WORK TASK
Each line in the data must be reproduced as written, except for any picture.

▼▼▼

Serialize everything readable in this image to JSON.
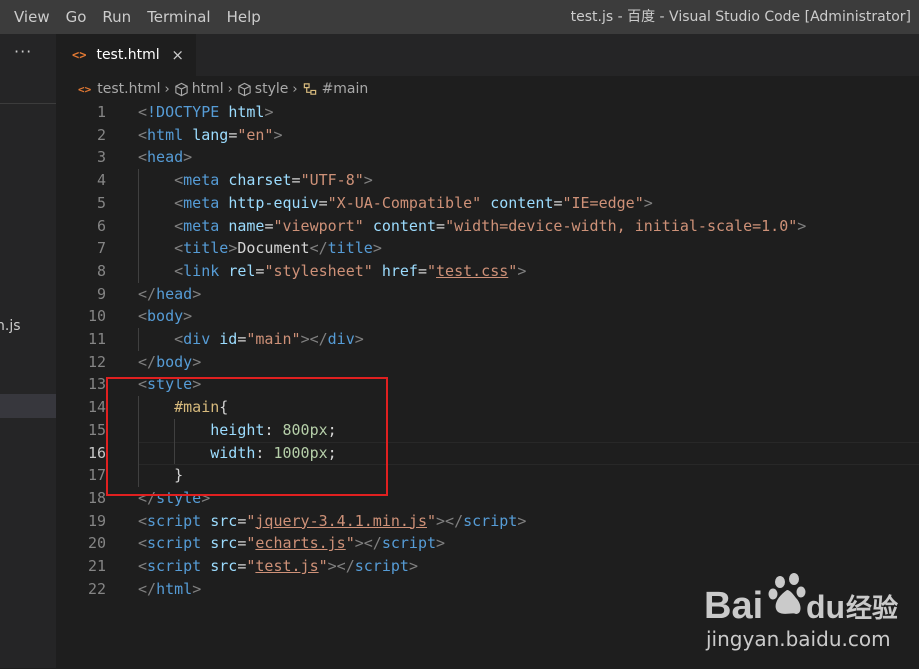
{
  "menu": [
    "View",
    "Go",
    "Run",
    "Terminal",
    "Help"
  ],
  "window_title": "test.js - 百度 - Visual Studio Code [Administrator]",
  "sidebar": {
    "more": "···",
    "file_fragment": "n.js"
  },
  "tab": {
    "icon": "<>",
    "label": "test.html",
    "close": "×"
  },
  "breadcrumb": {
    "file": "test.html",
    "html": "html",
    "style": "style",
    "main": "#main"
  },
  "editor": {
    "line_numbers": [
      "1",
      "2",
      "3",
      "4",
      "5",
      "6",
      "7",
      "8",
      "9",
      "10",
      "11",
      "12",
      "13",
      "14",
      "15",
      "16",
      "17",
      "18",
      "19",
      "20",
      "21",
      "22"
    ],
    "active_line": 16,
    "lines": [
      [
        [
          "p",
          "<"
        ],
        [
          "t",
          "!DOCTYPE"
        ],
        [
          "w",
          " "
        ],
        [
          "a",
          "html"
        ],
        [
          "p",
          ">"
        ]
      ],
      [
        [
          "p",
          "<"
        ],
        [
          "t",
          "html"
        ],
        [
          "w",
          " "
        ],
        [
          "a",
          "lang"
        ],
        [
          "w",
          "="
        ],
        [
          "s",
          "\"en\""
        ],
        [
          "p",
          ">"
        ]
      ],
      [
        [
          "p",
          "<"
        ],
        [
          "t",
          "head"
        ],
        [
          "p",
          ">"
        ]
      ],
      [
        [
          "w",
          "    "
        ],
        [
          "p",
          "<"
        ],
        [
          "t",
          "meta"
        ],
        [
          "w",
          " "
        ],
        [
          "a",
          "charset"
        ],
        [
          "w",
          "="
        ],
        [
          "s",
          "\"UTF-8\""
        ],
        [
          "p",
          ">"
        ]
      ],
      [
        [
          "w",
          "    "
        ],
        [
          "p",
          "<"
        ],
        [
          "t",
          "meta"
        ],
        [
          "w",
          " "
        ],
        [
          "a",
          "http-equiv"
        ],
        [
          "w",
          "="
        ],
        [
          "s",
          "\"X-UA-Compatible\""
        ],
        [
          "w",
          " "
        ],
        [
          "a",
          "content"
        ],
        [
          "w",
          "="
        ],
        [
          "s",
          "\"IE=edge\""
        ],
        [
          "p",
          ">"
        ]
      ],
      [
        [
          "w",
          "    "
        ],
        [
          "p",
          "<"
        ],
        [
          "t",
          "meta"
        ],
        [
          "w",
          " "
        ],
        [
          "a",
          "name"
        ],
        [
          "w",
          "="
        ],
        [
          "s",
          "\"viewport\""
        ],
        [
          "w",
          " "
        ],
        [
          "a",
          "content"
        ],
        [
          "w",
          "="
        ],
        [
          "s",
          "\"width=device-width, initial-scale=1.0\""
        ],
        [
          "p",
          ">"
        ]
      ],
      [
        [
          "w",
          "    "
        ],
        [
          "p",
          "<"
        ],
        [
          "t",
          "title"
        ],
        [
          "p",
          ">"
        ],
        [
          "w",
          "Document"
        ],
        [
          "p",
          "</"
        ],
        [
          "t",
          "title"
        ],
        [
          "p",
          ">"
        ]
      ],
      [
        [
          "w",
          "    "
        ],
        [
          "p",
          "<"
        ],
        [
          "t",
          "link"
        ],
        [
          "w",
          " "
        ],
        [
          "a",
          "rel"
        ],
        [
          "w",
          "="
        ],
        [
          "s",
          "\"stylesheet\""
        ],
        [
          "w",
          " "
        ],
        [
          "a",
          "href"
        ],
        [
          "w",
          "="
        ],
        [
          "s",
          "\""
        ],
        [
          "sl",
          "test.css"
        ],
        [
          "s",
          "\""
        ],
        [
          "p",
          ">"
        ]
      ],
      [
        [
          "p",
          "</"
        ],
        [
          "t",
          "head"
        ],
        [
          "p",
          ">"
        ]
      ],
      [
        [
          "p",
          "<"
        ],
        [
          "t",
          "body"
        ],
        [
          "p",
          ">"
        ]
      ],
      [
        [
          "w",
          "    "
        ],
        [
          "p",
          "<"
        ],
        [
          "t",
          "div"
        ],
        [
          "w",
          " "
        ],
        [
          "a",
          "id"
        ],
        [
          "w",
          "="
        ],
        [
          "s",
          "\"main\""
        ],
        [
          "p",
          "></"
        ],
        [
          "t",
          "div"
        ],
        [
          "p",
          ">"
        ]
      ],
      [
        [
          "p",
          "</"
        ],
        [
          "t",
          "body"
        ],
        [
          "p",
          ">"
        ]
      ],
      [
        [
          "p",
          "<"
        ],
        [
          "t",
          "style"
        ],
        [
          "p",
          ">"
        ]
      ],
      [
        [
          "w",
          "    "
        ],
        [
          "sel",
          "#main"
        ],
        [
          "w",
          "{"
        ]
      ],
      [
        [
          "w",
          "        "
        ],
        [
          "a",
          "height"
        ],
        [
          "w",
          ": "
        ],
        [
          "n",
          "800px"
        ],
        [
          "w",
          ";"
        ]
      ],
      [
        [
          "w",
          "        "
        ],
        [
          "a",
          "width"
        ],
        [
          "w",
          ": "
        ],
        [
          "n",
          "1000px"
        ],
        [
          "w",
          ";"
        ]
      ],
      [
        [
          "w",
          "    "
        ],
        [
          "w",
          "}"
        ]
      ],
      [
        [
          "p",
          "</"
        ],
        [
          "t",
          "style"
        ],
        [
          "p",
          ">"
        ]
      ],
      [
        [
          "p",
          "<"
        ],
        [
          "t",
          "script"
        ],
        [
          "w",
          " "
        ],
        [
          "a",
          "src"
        ],
        [
          "w",
          "="
        ],
        [
          "s",
          "\""
        ],
        [
          "sl",
          "jquery-3.4.1.min.js"
        ],
        [
          "s",
          "\""
        ],
        [
          "p",
          "></"
        ],
        [
          "t",
          "script"
        ],
        [
          "p",
          ">"
        ]
      ],
      [
        [
          "p",
          "<"
        ],
        [
          "t",
          "script"
        ],
        [
          "w",
          " "
        ],
        [
          "a",
          "src"
        ],
        [
          "w",
          "="
        ],
        [
          "s",
          "\""
        ],
        [
          "sl",
          "echarts.js"
        ],
        [
          "s",
          "\""
        ],
        [
          "p",
          "></"
        ],
        [
          "t",
          "script"
        ],
        [
          "p",
          ">"
        ]
      ],
      [
        [
          "p",
          "<"
        ],
        [
          "t",
          "script"
        ],
        [
          "w",
          " "
        ],
        [
          "a",
          "src"
        ],
        [
          "w",
          "="
        ],
        [
          "s",
          "\""
        ],
        [
          "sl",
          "test.js"
        ],
        [
          "s",
          "\""
        ],
        [
          "p",
          "></"
        ],
        [
          "t",
          "script"
        ],
        [
          "p",
          ">"
        ]
      ],
      [
        [
          "p",
          "</"
        ],
        [
          "t",
          "html"
        ],
        [
          "p",
          ">"
        ]
      ]
    ]
  },
  "watermark": {
    "brand_left": "Bai",
    "brand_right": "du",
    "brand_cn": "经验",
    "url": "jingyan.baidu.com"
  },
  "colors": {
    "tag": "#569cd6",
    "attribute": "#9cdcfe",
    "string": "#ce9178",
    "selector": "#d7ba7d",
    "number": "#b5cea8",
    "highlight_box": "#e02020",
    "html_icon": "#e37933"
  }
}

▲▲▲

WRITTEN REPLY
Serialize everything readable in this image to JSON.
{
  "menu": [
    "View",
    "Go",
    "Run",
    "Terminal",
    "Help"
  ],
  "window_title": "test.js - 百度 - Visual Studio Code [Administrator]",
  "sidebar": {
    "more": "···",
    "file_fragment": "n.js"
  },
  "tab": {
    "icon": "<>",
    "label": "test.html",
    "close": "×"
  },
  "breadcrumb": {
    "file": "test.html",
    "html": "html",
    "style": "style",
    "main": "#main"
  },
  "editor": {
    "line_numbers": [
      "1",
      "2",
      "3",
      "4",
      "5",
      "6",
      "7",
      "8",
      "9",
      "10",
      "11",
      "12",
      "13",
      "14",
      "15",
      "16",
      "17",
      "18",
      "19",
      "20",
      "21",
      "22"
    ],
    "active_line": 16,
    "lines": [
      [
        [
          "p",
          "<"
        ],
        [
          "t",
          "!DOCTYPE"
        ],
        [
          "w",
          " "
        ],
        [
          "a",
          "html"
        ],
        [
          "p",
          ">"
        ]
      ],
      [
        [
          "p",
          "<"
        ],
        [
          "t",
          "html"
        ],
        [
          "w",
          " "
        ],
        [
          "a",
          "lang"
        ],
        [
          "w",
          "="
        ],
        [
          "s",
          "\"en\""
        ],
        [
          "p",
          ">"
        ]
      ],
      [
        [
          "p",
          "<"
        ],
        [
          "t",
          "head"
        ],
        [
          "p",
          ">"
        ]
      ],
      [
        [
          "w",
          "    "
        ],
        [
          "p",
          "<"
        ],
        [
          "t",
          "meta"
        ],
        [
          "w",
          " "
        ],
        [
          "a",
          "charset"
        ],
        [
          "w",
          "="
        ],
        [
          "s",
          "\"UTF-8\""
        ],
        [
          "p",
          ">"
        ]
      ],
      [
        [
          "w",
          "    "
        ],
        [
          "p",
          "<"
        ],
        [
          "t",
          "meta"
        ],
        [
          "w",
          " "
        ],
        [
          "a",
          "http-equiv"
        ],
        [
          "w",
          "="
        ],
        [
          "s",
          "\"X-UA-Compatible\""
        ],
        [
          "w",
          " "
        ],
        [
          "a",
          "content"
        ],
        [
          "w",
          "="
        ],
        [
          "s",
          "\"IE=edge\""
        ],
        [
          "p",
          ">"
        ]
      ],
      [
        [
          "w",
          "    "
        ],
        [
          "p",
          "<"
        ],
        [
          "t",
          "meta"
        ],
        [
          "w",
          " "
        ],
        [
          "a",
          "name"
        ],
        [
          "w",
          "="
        ],
        [
          "s",
          "\"viewport\""
        ],
        [
          "w",
          " "
        ],
        [
          "a",
          "content"
        ],
        [
          "w",
          "="
        ],
        [
          "s",
          "\"width=device-width, initial-scale=1.0\""
        ],
        [
          "p",
          ">"
        ]
      ],
      [
        [
          "w",
          "    "
        ],
        [
          "p",
          "<"
        ],
        [
          "t",
          "title"
        ],
        [
          "p",
          ">"
        ],
        [
          "w",
          "Document"
        ],
        [
          "p",
          "</"
        ],
        [
          "t",
          "title"
        ],
        [
          "p",
          ">"
        ]
      ],
      [
        [
          "w",
          "    "
        ],
        [
          "p",
          "<"
        ],
        [
          "t",
          "link"
        ],
        [
          "w",
          " "
        ],
        [
          "a",
          "rel"
        ],
        [
          "w",
          "="
        ],
        [
          "s",
          "\"stylesheet\""
        ],
        [
          "w",
          " "
        ],
        [
          "a",
          "href"
        ],
        [
          "w",
          "="
        ],
        [
          "s",
          "\""
        ],
        [
          "sl",
          "test.css"
        ],
        [
          "s",
          "\""
        ],
        [
          "p",
          ">"
        ]
      ],
      [
        [
          "p",
          "</"
        ],
        [
          "t",
          "head"
        ],
        [
          "p",
          ">"
        ]
      ],
      [
        [
          "p",
          "<"
        ],
        [
          "t",
          "body"
        ],
        [
          "p",
          ">"
        ]
      ],
      [
        [
          "w",
          "    "
        ],
        [
          "p",
          "<"
        ],
        [
          "t",
          "div"
        ],
        [
          "w",
          " "
        ],
        [
          "a",
          "id"
        ],
        [
          "w",
          "="
        ],
        [
          "s",
          "\"main\""
        ],
        [
          "p",
          "></"
        ],
        [
          "t",
          "div"
        ],
        [
          "p",
          ">"
        ]
      ],
      [
        [
          "p",
          "</"
        ],
        [
          "t",
          "body"
        ],
        [
          "p",
          ">"
        ]
      ],
      [
        [
          "p",
          "<"
        ],
        [
          "t",
          "style"
        ],
        [
          "p",
          ">"
        ]
      ],
      [
        [
          "w",
          "    "
        ],
        [
          "sel",
          "#main"
        ],
        [
          "w",
          "{"
        ]
      ],
      [
        [
          "w",
          "        "
        ],
        [
          "a",
          "height"
        ],
        [
          "w",
          ": "
        ],
        [
          "n",
          "800px"
        ],
        [
          "w",
          ";"
        ]
      ],
      [
        [
          "w",
          "        "
        ],
        [
          "a",
          "width"
        ],
        [
          "w",
          ": "
        ],
        [
          "n",
          "1000px"
        ],
        [
          "w",
          ";"
        ]
      ],
      [
        [
          "w",
          "    "
        ],
        [
          "w",
          "}"
        ]
      ],
      [
        [
          "p",
          "</"
        ],
        [
          "t",
          "style"
        ],
        [
          "p",
          ">"
        ]
      ],
      [
        [
          "p",
          "<"
        ],
        [
          "t",
          "script"
        ],
        [
          "w",
          " "
        ],
        [
          "a",
          "src"
        ],
        [
          "w",
          "="
        ],
        [
          "s",
          "\""
        ],
        [
          "sl",
          "jquery-3.4.1.min.js"
        ],
        [
          "s",
          "\""
        ],
        [
          "p",
          "></"
        ],
        [
          "t",
          "script"
        ],
        [
          "p",
          ">"
        ]
      ],
      [
        [
          "p",
          "<"
        ],
        [
          "t",
          "script"
        ],
        [
          "w",
          " "
        ],
        [
          "a",
          "src"
        ],
        [
          "w",
          "="
        ],
        [
          "s",
          "\""
        ],
        [
          "sl",
          "echarts.js"
        ],
        [
          "s",
          "\""
        ],
        [
          "p",
          "></"
        ],
        [
          "t",
          "script"
        ],
        [
          "p",
          ">"
        ]
      ],
      [
        [
          "p",
          "<"
        ],
        [
          "t",
          "script"
        ],
        [
          "w",
          " "
        ],
        [
          "a",
          "src"
        ],
        [
          "w",
          "="
        ],
        [
          "s",
          "\""
        ],
        [
          "sl",
          "test.js"
        ],
        [
          "s",
          "\""
        ],
        [
          "p",
          "></"
        ],
        [
          "t",
          "script"
        ],
        [
          "p",
          ">"
        ]
      ],
      [
        [
          "p",
          "</"
        ],
        [
          "t",
          "html"
        ],
        [
          "p",
          ">"
        ]
      ]
    ]
  },
  "watermark": {
    "brand_left": "Bai",
    "brand_right": "du",
    "brand_cn": "经验",
    "url": "jingyan.baidu.com"
  },
  "colors": {
    "tag": "#569cd6",
    "attribute": "#9cdcfe",
    "string": "#ce9178",
    "selector": "#d7ba7d",
    "number": "#b5cea8",
    "highlight_box": "#e02020",
    "html_icon": "#e37933"
  }
}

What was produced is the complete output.